The bill’s criminal provisions are vital to help apprehend offenders and deter future criminal activity in this area. Under this proposal, the maximum penalty imposed against certain smugglers would be increased from 5 to 10 years in prison for each individual smuggled. Since clandestine means of investigation are often needed to build cases against alien smuggling rings, the bill would authorize INS to conduct wiretaps for alien smuggling investigations.

Finally, the Racketeer Influenced and Corrupt Organizations statute would be amended so its penalty and forfeiture provisions could be used against alien smuggling organizations. The proposal also would expand the ability of law enforcement personnel to forfeit the proceeds of illegal alien smuggling, such as cash and bank accounts.

In addition to this bill, our efforts to combat alien smuggling include strengthening law enforcement efforts and attacking smuggling operations at the source. The Federal Government already has begun interdicting and redirecting smuggling ships, where feasible, in transit to the United States. INS is detaining aliens who enter the United States in conjunction with criminal smuggling activities. The Department of Justice, consistent with due process and existinglaws, is expediting the adjudication of entry claims raised by migrants who are the victims of organized criminal smuggling schemes.
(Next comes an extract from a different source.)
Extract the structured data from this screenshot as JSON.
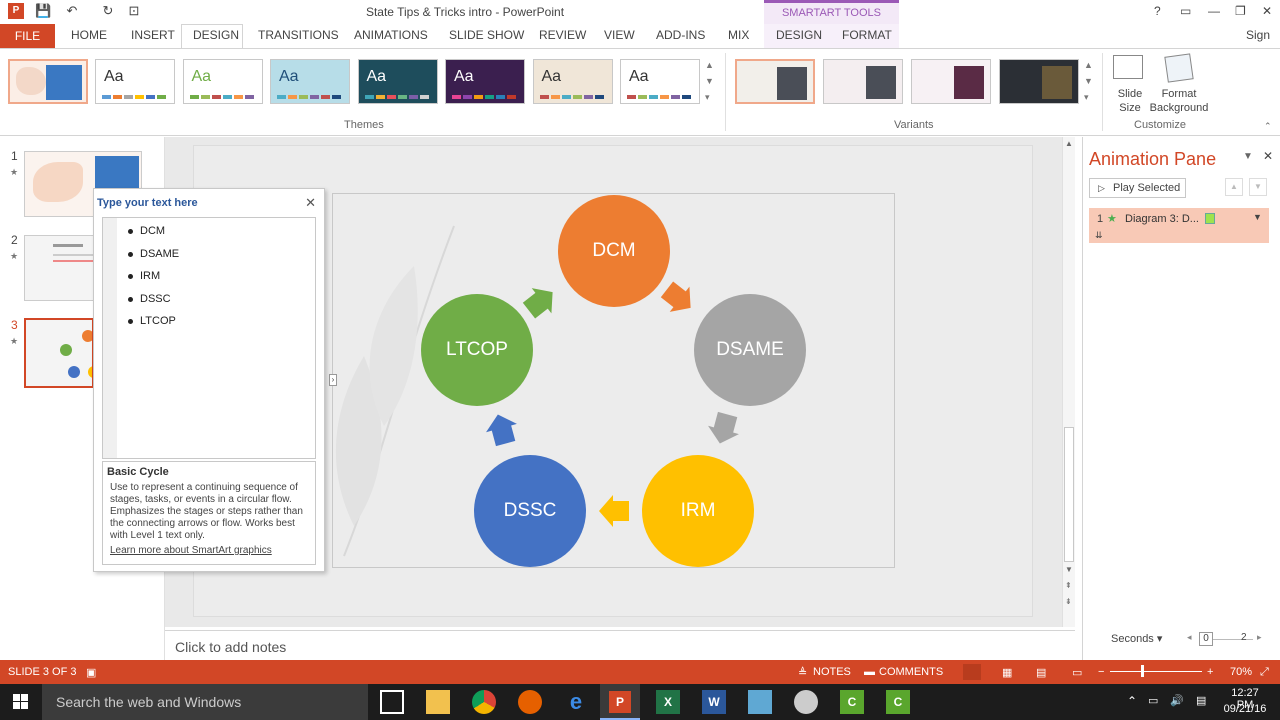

All of these actions, taken together, signal the United States abhorrence of the trafficking in human beings for profit and our determination to combat this illegal activity. At the same time, they reaffirm our Nation’s commitment to safeguarding the protection of bona fide refugees.

I urge the prompt and favorable consideration of this legislative proposal by the Congress.
WILLIAM J. CLINTON
The White House,
July 27, 1993.

Contents:

Related Resources

None available for this document.

Download Options


Title: Public Papers of William J. Clinton, 1993

Select an option:

*Note: A download may not start for up to 60 seconds.

Email Options


Title: Public Papers of William J. Clinton, 1993

Select an option:

Email addres:

*Note: It may take up to 60 seconds for for the email to be generated.

Chicago: William J. Clinton, "Message to the Congress Transmitting Proposed Legislation on Illegal Immigration," Public Papers of William J. Clinton, 1993 in Federal Register Division. National Archives and Records Service, Public Papers of the Presidents of the United States, William J. Clinton, 1993 (Washington, D.C.: Government Printing Office, 1956-), P.2207 1198. Original Sources, accessed July 14, 2024, http://www.originalsources.com/Document.aspx?DocID=4UIESWLRKMG6GEL.

MLA: Clinton, William J. "Message to the Congress Transmitting Proposed Legislation on Illegal Immigration." Public Papers of William J. Clinton, 1993, in Federal Register Division. National Archives and Records Service, Public Papers of the Presidents of the United States, William J. Clinton, 1993 (Washington, D.C.: Government Printing Office, 1956-), P.2207, page 1198. Original Sources. 14 Jul. 2024. http://www.originalsources.com/Document.aspx?DocID=4UIESWLRKMG6GEL.

Harvard: Clinton, WJ, 'Message to the Congress Transmitting Proposed Legislation on Illegal Immigration' in Public Papers of William J. Clinton, 1993. cited in , Federal Register Division. National Archives and Records Service, Public Papers of the Presidents of the United States, William J. Clinton, 1993 (Washington, D.C.: Government Printing Office, 1956-), P.2207, pp.1198. Original Sources, retrieved 14 July 2024, from http://www.originalsources.com/Document.aspx?DocID=4UIESWLRKMG6GEL.